There are five stages to the process of grieving the loss of Harry Potter:
- Denial – ‘What are you talking about? Of COURSE there will be more Harry Potter books’.
- Anger – ‘HOW DARE JK ROWLING STOP WRITING?!’
- Bargaining – ‘If I just take one more selfie in complete Hogwarts uniform, she will have to write another book’.
- Depression – ‘WHY ME?’
- Acceptance – ‘There will be no more Harry Potter. Let the re-reads begin’.
I was, for many years, stuck in a cycle of the first four stages – unable to achieve the acceptance I so desperately sought. I considered counselling. But I continue to believe that this kind of problem is beyond the scope of any qualified professional. Yet I knew that this was an issue that required resolution, if only because I was spending so much money on red felt tip pens for my self-drawn forehead scars. I can now proudly proclaim that I have moved into the acceptance stage. But with last week’s celebration of JK Rowling’s birthday (and that of our own wizarding hero), I became acutely aware of my responsibility in helping my fellow traumatised HP fans. I am here for you. And let me begin by telling you that acceptance does not mean foregoing the joys brought to our lives by the world of Harry Potter. The key to progress is in realising that you can continue to live a life as fully steeped in HP as you ever have. Here’s how:
THE GREAT RE-READ
Yes, friends. It’s true. No new Harry Potter books to look forward to. But how about the joy of a series re-read with the benefits of hindsight? It is not even a process that you must go alone. The gang over at Mugglenet (revealing the extent of my obsession here, but without shame) are in the midst of a new podcast series – Alohomora! This is a brilliant accompaniment to any attempt at reading back through the series, tackling roughly three chapters per episode and with discussion among a number of Mugglenet staffers. I am personally finding it massively insightful and a lot of fun – although this probably says more about me than the merits of the series.
THE ULTIMATE HP TRIP
How about physically experiencing some top Harry Potter sites?? We in the UK have the good fortune of various filming locations used in the adaptation of the series – from Oxford to Durham. We also have the (fairly) newly conceived Warner Brothers Harry Potter Studio Tour. Featuring a variety of props, pieces of setting, and a broomstick flying photo op, this is the ultimate HP experience. How do I know all this? Exclusively from the website and some ecstatic recommendations. Why haven’t I been? Because I am waiting until I find an appropriately emphatic fellow Harry Potter fan to accompany me. Now accepting applications.
If you are in the US, you have the option of a jaunt to Orlando. A visit to Universal Studios will give you the chance to explore The Wizarding World of Harry Potter.
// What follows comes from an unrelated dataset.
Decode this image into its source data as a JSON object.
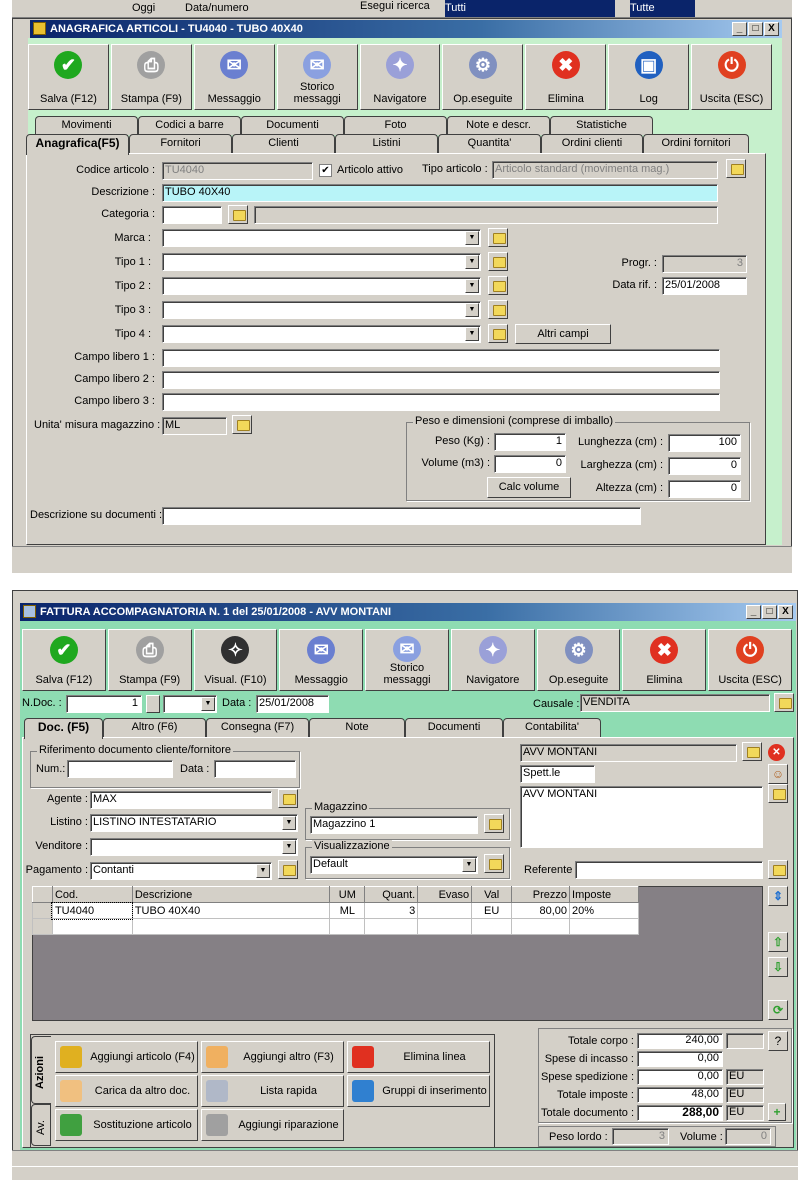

Having left Florida shortly before the completion of the Park, I am enormously resentful of everyone I know who has been (I’m joking of course – except in the case of my brother, the ultimate non-Harry Potter fan and one of the first in line after the park opened). I’ve heard some amazing things about it. After all, who wouldn’t want the chance to drink some actual butterbeer?
A POST-POTTER EDUCATION
JK Rowling clearly appreciates the extent of our sadness, for she has gifted us the wonderful website Pottermore. Join up and you will be treated to the opportunity of working through the Harry Potter books – collecting items, gaining housepoints, brewing potions, and facing a variety of other challenges. Most importantly, you also get access to new information on the books and JK Rowling’s thoughts on various characters and plot points. She also gives us some insight into her inspiration. You will learn, for example, the Malfoy’s family background and the origins of Quidditch. Both important pieces of knowledge for life and you never know when they might come in useful during a game of Trivial Pursuit. I am currently in the middle of Harry Potter and the Chamber of Secrets – I would be further, but it took me about three hours to put the pixies back in their cage. If you have already passed this point, you will know what I’m talking about. If not, it will just sound like a very strange euphemism.
So there we go. Three tried-and-tested ways of moving yourself to the final stage of post-Harry Potter grief. Proving, beyond anything else, that we need never let our love for the series die. I, for one, will continue feeling disappointment every 21 September – having long passed my 11th birthday, I remain convinced that I have simply been erroneously neglected. My Hogwarts acceptance letter will arrive one day. At least I already have the scarf sorted.